The department contracts with private collection agencies to assist student and parent borrowers in rehabilitating and repaying their defaulted federal student loans. The collection agencies’ su…

Campus-Police System Works Well

To the Editor:

On behalf of the International Association of Campus Law Enforcement Administrators, I am compelled to respond to “For Safety’s Sake, Get Rid of Campus Cops” (The Chronicle, October 8). This opinion piece is inaccurate and misleading, and it does a disservice to the campus public-safety profession.

The authors claim that “No other American institution enjoys the power to create and maintain a police force.” The authority to grant arrest powers generally rests with the state Le…

Underrepresentation of Women in Elite Colleges Has Been Corrected

To the Editor:

“What Keeps Women Out of Elite Colleges? Their SAT Scores” (The Chronicle, October 2) cites research by Rob Bielby et al. arguing that women’s underrepresentation at elite colleges is driven by the focus these colleges place on the SAT coupled with gender gaps in SAT performance. This claim suffers from three basic problems: (1) highly selective colleges tend to emphasize other factors above test scores; (2) the authors’ data and methodology do not support causal inferences; a…

‘Adjunctism’ Goes Unrecognized By Its Practitioners

To the Editor:

“For Adjuncts, a Lot Is Riding on Student Evaluations” (Vitae, October 6) quotes from a letter saying that “A review of your course evaluations, coupled with concerns filed by students and other contributing faculty, resulted in the decision to remove your application from the liberal arts adjunct pool.”

The use of the term “adjunct pool” shows how language is used to control adjuncts and keep them in their place. Like the stenographer pools of an earlier era, it implies they are…

An Art College for Women Thrives in Philadelphia

To the Editor:

“Art Schools Work to Erase Image of Graduates as ‘Starving Artists’” (The Chronicle, September 22) touts the benefits of larger art schools, while characterizing smaller nonprofit art schools as challenged, fragile, and more likely to merge with larger institutions.

Moore College of Art & Design in Philadelphia, an Association of Independent Colleges of Art and Design member school with roughly 500 undergraduate students, is one of those smaller colleges with a history of success….

How to Reduce Waiting in Counseling Centers

To the Editor:

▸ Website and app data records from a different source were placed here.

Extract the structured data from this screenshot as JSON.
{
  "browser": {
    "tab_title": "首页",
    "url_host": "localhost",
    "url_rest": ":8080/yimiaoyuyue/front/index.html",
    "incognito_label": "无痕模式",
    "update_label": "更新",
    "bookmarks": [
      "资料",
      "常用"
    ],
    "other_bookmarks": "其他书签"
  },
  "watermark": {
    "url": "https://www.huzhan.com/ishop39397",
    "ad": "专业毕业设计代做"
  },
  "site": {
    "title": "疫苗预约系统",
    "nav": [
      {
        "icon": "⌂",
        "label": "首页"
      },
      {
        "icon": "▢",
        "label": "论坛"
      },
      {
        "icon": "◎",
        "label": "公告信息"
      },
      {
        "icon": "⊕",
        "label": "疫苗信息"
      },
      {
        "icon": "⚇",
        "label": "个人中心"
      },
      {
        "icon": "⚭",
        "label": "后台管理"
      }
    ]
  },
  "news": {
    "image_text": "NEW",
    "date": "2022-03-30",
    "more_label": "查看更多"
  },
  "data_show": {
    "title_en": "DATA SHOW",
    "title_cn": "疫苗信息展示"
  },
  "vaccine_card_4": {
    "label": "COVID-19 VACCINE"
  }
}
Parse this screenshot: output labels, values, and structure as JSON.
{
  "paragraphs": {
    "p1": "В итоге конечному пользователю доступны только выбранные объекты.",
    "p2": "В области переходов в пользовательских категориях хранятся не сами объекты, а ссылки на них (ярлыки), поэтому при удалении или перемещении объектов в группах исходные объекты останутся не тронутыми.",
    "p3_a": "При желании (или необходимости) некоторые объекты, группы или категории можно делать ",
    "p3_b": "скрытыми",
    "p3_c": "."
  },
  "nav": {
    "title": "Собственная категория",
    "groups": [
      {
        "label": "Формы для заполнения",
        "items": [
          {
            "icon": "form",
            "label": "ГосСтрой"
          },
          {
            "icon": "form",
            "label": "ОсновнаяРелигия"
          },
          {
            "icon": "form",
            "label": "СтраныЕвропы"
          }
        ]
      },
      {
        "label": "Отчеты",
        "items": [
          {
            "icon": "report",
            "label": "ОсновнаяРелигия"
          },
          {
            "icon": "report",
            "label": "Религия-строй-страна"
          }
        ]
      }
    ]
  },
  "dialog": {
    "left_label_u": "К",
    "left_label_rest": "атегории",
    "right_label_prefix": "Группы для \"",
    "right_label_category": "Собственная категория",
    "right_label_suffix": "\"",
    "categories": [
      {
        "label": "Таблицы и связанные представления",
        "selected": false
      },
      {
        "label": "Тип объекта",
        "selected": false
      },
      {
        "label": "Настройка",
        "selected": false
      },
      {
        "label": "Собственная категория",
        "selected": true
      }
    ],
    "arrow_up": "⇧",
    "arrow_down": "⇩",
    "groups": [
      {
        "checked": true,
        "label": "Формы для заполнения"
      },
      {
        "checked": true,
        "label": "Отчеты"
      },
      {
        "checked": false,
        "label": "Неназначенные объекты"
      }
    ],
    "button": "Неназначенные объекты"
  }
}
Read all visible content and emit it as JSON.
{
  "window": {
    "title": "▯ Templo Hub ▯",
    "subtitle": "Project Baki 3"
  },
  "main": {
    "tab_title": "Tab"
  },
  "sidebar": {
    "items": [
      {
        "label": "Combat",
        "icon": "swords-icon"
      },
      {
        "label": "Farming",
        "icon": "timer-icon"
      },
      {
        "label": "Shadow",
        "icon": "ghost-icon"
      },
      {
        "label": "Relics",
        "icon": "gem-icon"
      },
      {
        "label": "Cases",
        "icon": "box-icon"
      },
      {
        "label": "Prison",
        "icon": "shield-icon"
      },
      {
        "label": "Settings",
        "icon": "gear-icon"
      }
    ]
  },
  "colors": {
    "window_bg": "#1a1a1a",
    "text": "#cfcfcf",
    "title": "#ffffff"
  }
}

“Seeking Help at a Campus Counseling Center? You May Have to Wait” (The Chronicle, October 10) brings about an awareness of the scarcity of counseling staffs at college campuses. As the article discusses some of the alternatives to combatting long waits to visit a counselor, I would like to also propose some alternatives that I have seen play out on different campuses. These alternatives may assist in reducing the wait time for students.

To accompany students who are in a crisis,…

College Police Departments Are More Accountable, Not Less

To the Editor:

The authors of “For Safety’s Sake, Get Rid of Campus Cops” (The Chronicle, October 8) are either completely ignorant about police departments in the United States or they have chosen to mislead their readers. California, Michigan, Florida, New Mexico, Ohio, and Texas, just to name a few, have autonomous police departments in their public schools. There are hospitals, airports, transit systems, and park districts that have autonomous police departments. The assertion that college c…

More Should Be Done to Help College-Bound Students

To the Editor:

There seems to be a disconnect with supporting college-bound students during the transition from high school to college. I would like to take the call to action made in “Stymied on the Cusp of College” (The Chronicle, October 6) further by also asking high schools to provide additional support to students and encouraging postsecondary institutions to identify new ways to support incoming students.

Oftentimes college counselors are tasked with supporting students through college ap…

Don’t Disband Campus Police Departments—Work With Them

To the Editor:

“For Safety’s Sake, Get Rid of Campus Cops” (The Chronicle, October 8) attempts to address the problem with college police departments. However, the issue the article is primarily addressing is that campus police departments are under the immediate, political influence of college administrators. Instead of disbanding all college police departments, maybe we should be discussing how to improve the relationship between college administrators and their respective campus police depart…